Robbing banks used to be about busting into physical locations with Thompsons and and forcing employees to pack cash into burlap sacks. Nowadays, it’s about hacking into a banks computers and picking off hunks of cash over the course of several months. That’s exactly what happened to more than 100 banks in about 30 countries in what has been called potentially the largest bank heist ever.

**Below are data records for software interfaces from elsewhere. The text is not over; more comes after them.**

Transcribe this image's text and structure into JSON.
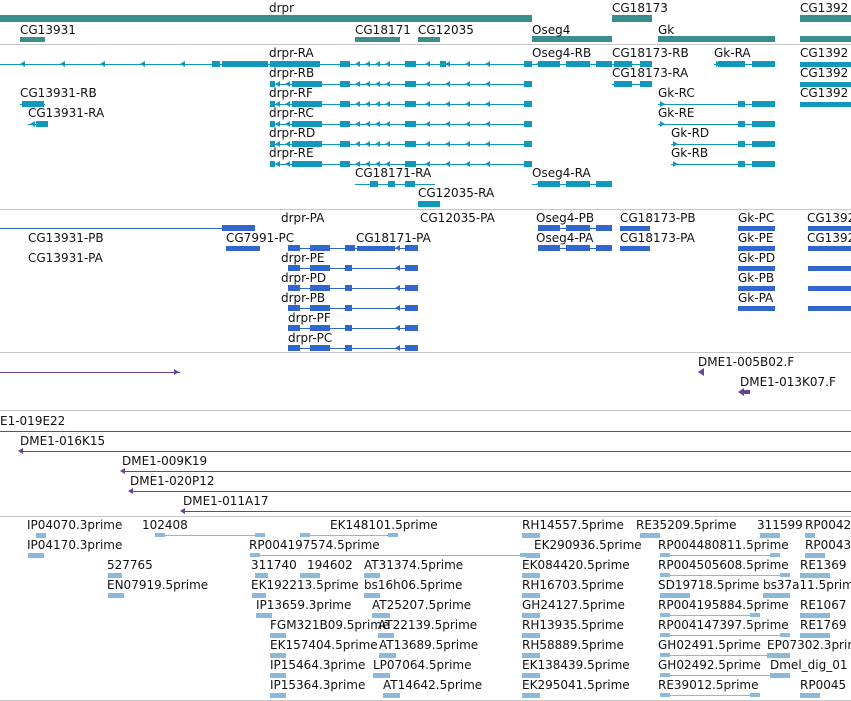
{
  "tracks": {
    "gene_spans": [
      "drpr",
      "CG13931",
      "CG18171",
      "CG12035",
      "Oseg4",
      "CG18173",
      "Gk",
      "CG1392"
    ],
    "annotation_transcripts": [
      "drpr-RA",
      "drpr-RB",
      "drpr-RF",
      "drpr-RC",
      "drpr-RD",
      "drpr-RE",
      "CG13931-RB",
      "CG13931-RA",
      "Oseg4-RB",
      "Oseg4-RA",
      "CG18173-RB",
      "CG18173-RA",
      "Gk-RA",
      "Gk-RC",
      "Gk-RE",
      "Gk-RD",
      "Gk-RB",
      "CG1392",
      "CG1392",
      "CG1392",
      "CG18171-RA",
      "CG12035-RA"
    ],
    "protein_features": [
      "drpr-PA",
      "CG12035-PA",
      "Oseg4-PB",
      "CG18173-PB",
      "Gk-PC",
      "CG1392",
      "CG13931-PB",
      "CG7991-PC",
      "CG18171-PA",
      "Oseg4-PA",
      "CG18173-PA",
      "Gk-PE",
      "CG1392",
      "CG13931-PA",
      "drpr-PE",
      "Gk-PD",
      "drpr-PD",
      "Gk-PB",
      "drpr-PB",
      "Gk-PA",
      "drpr-PF",
      "drpr-PC"
    ],
    "bac_ends_upper": [
      "DME1-005B02.F",
      "DME1-013K07.F"
    ],
    "bac_clones": [
      "E1-019E22",
      "DME1-016K15",
      "DME1-009K19",
      "DME1-020P12",
      "DME1-011A17"
    ],
    "ests": [
      "IP04070.3prime",
      "102408",
      "EK148101.5prime",
      "RH14557.5prime",
      "RE35209.5prime",
      "311599",
      "RP0042",
      "IP04170.3prime",
      "RP004197574.5prime",
      "EK290936.5prime",
      "RP004480811.5prime",
      "RP0043",
      "527765",
      "311740",
      "194602",
      "AT31374.5prime",
      "EK084420.5prime",
      "RP004505608.5prime",
      "RE1369",
      "EN07919.5prime",
      "EK192213.5prime",
      "bs16h06.5prime",
      "RH16703.5prime",
      "SD19718.5prime",
      "bs37a11.5prim",
      "IP13659.3prime",
      "AT25207.5prime",
      "GH24127.5prime",
      "RP004195884.5prime",
      "RE1067",
      "FGM321B09.5prime",
      "AT22139.5prime",
      "RH13935.5prime",
      "RP004147397.5prime",
      "RE1769",
      "EK157404.5prime",
      "AT13689.5prime",
      "RH58889.5prime",
      "GH02491.5prime",
      "EP07302.3prime",
      "IP15464.3prime",
      "LP07064.5prime",
      "EK138439.5prime",
      "GH02492.5prime",
      "Dmel_dig_01",
      "IP15364.3prime",
      "AT14642.5prime",
      "EK295041.5prime",
      "RE39012.5prime",
      "RP0045"
    ]
  },
  "colors": {
    "gene": "#3a8e8e",
    "transcript": "#1199bb",
    "protein": "#3366cc",
    "clone": "#664499",
    "est": "#8ab9d9"
  }
}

In late 2013, an A.T.M. in Kiev started dispensing cash at seemingly random times of day. No one had put in a card or touched a button. Cameras showed that the piles of money had been swept up by customers who appeared lucky to be there at the right moment. But when a Russian cybersecurity firm, Kaspersky Lab, was called to Ukraine to investigate, it discovered that the errant machine was the least of the bank’s problems. The bank’s internal computers, used by employees who process daily transfers and conduct bookkeeping, had been penetrated by malware that allowed cybercriminals to record their every move. The malicious software lurked for months, sending back video feeds and images that told a criminal group — including Russians, Chinese and Europeans — how the bank conducted its daily routines, according to the investigators.